(Element data from apps and pages)
———

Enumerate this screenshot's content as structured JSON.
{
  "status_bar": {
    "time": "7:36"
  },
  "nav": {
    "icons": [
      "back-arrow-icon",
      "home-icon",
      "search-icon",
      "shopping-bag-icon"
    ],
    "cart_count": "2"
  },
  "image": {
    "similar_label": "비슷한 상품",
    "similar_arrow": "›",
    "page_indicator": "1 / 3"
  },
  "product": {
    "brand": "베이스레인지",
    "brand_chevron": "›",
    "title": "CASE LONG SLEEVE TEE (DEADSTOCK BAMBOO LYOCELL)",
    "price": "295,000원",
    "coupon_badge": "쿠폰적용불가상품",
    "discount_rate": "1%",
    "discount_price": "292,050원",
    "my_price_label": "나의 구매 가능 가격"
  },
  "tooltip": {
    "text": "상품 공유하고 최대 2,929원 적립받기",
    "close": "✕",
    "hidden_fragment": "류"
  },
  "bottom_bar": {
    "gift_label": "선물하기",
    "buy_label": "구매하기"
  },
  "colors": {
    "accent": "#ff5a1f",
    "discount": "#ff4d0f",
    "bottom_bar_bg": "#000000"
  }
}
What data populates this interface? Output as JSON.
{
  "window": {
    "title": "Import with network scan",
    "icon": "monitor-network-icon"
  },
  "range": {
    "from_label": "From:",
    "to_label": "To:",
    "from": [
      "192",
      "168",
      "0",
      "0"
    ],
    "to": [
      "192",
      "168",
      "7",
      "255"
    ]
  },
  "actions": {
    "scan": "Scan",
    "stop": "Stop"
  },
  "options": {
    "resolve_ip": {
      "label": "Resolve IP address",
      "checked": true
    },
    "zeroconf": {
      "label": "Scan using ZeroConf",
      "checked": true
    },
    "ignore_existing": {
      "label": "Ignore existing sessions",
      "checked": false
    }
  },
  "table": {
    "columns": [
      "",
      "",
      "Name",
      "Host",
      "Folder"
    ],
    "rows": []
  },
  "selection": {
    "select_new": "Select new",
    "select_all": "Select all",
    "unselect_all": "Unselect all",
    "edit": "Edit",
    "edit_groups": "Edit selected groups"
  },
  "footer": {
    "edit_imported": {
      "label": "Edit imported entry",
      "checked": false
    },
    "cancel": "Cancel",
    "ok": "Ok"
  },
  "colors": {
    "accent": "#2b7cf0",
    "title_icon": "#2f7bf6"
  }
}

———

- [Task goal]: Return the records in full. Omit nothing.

- [Response]:
Enumerate this screenshot's content as structured JSON.
{
  "status_bar": {
    "time": "7:36"
  },
  "nav": {
    "icons": [
      "back-arrow-icon",
      "home-icon",
      "search-icon",
      "shopping-bag-icon"
    ],
    "cart_count": "2"
  },
  "image": {
    "similar_label": "비슷한 상품",
    "similar_arrow": "›",
    "page_indicator": "1 / 3"
  },
  "product": {
    "brand": "베이스레인지",
    "brand_chevron": "›",
    "title": "CASE LONG SLEEVE TEE (DEADSTOCK BAMBOO LYOCELL)",
    "price": "295,000원",
    "coupon_badge": "쿠폰적용불가상품",
    "discount_rate": "1%",
    "discount_price": "292,050원",
    "my_price_label": "나의 구매 가능 가격"
  },
  "tooltip": {
    "text": "상품 공유하고 최대 2,929원 적립받기",
    "close": "✕",
    "hidden_fragment": "류"
  },
  "bottom_bar": {
    "gift_label": "선물하기",
    "buy_label": "구매하기"
  },
  "colors": {
    "accent": "#ff5a1f",
    "discount": "#ff4d0f",
    "bottom_bar_bg": "#000000"
  }
}
What data populates this interface? Output as JSON.
{
  "window": {
    "title": "Import with network scan",
    "icon": "monitor-network-icon"
  },
  "range": {
    "from_label": "From:",
    "to_label": "To:",
    "from": [
      "192",
      "168",
      "0",
      "0"
    ],
    "to": [
      "192",
      "168",
      "7",
      "255"
    ]
  },
  "actions": {
    "scan": "Scan",
    "stop": "Stop"
  },
  "options": {
    "resolve_ip": {
      "label": "Resolve IP address",
      "checked": true
    },
    "zeroconf": {
      "label": "Scan using ZeroConf",
      "checked": true
    },
    "ignore_existing": {
      "label": "Ignore existing sessions",
      "checked": false
    }
  },
  "table": {
    "columns": [
      "",
      "",
      "Name",
      "Host",
      "Folder"
    ],
    "rows": []
  },
  "selection": {
    "select_new": "Select new",
    "select_all": "Select all",
    "unselect_all": "Unselect all",
    "edit": "Edit",
    "edit_groups": "Edit selected groups"
  },
  "footer": {
    "edit_imported": {
      "label": "Edit imported entry",
      "checked": false
    },
    "cancel": "Cancel",
    "ok": "Ok"
  },
  "colors": {
    "accent": "#2b7cf0",
    "title_icon": "#2f7bf6"
  }
}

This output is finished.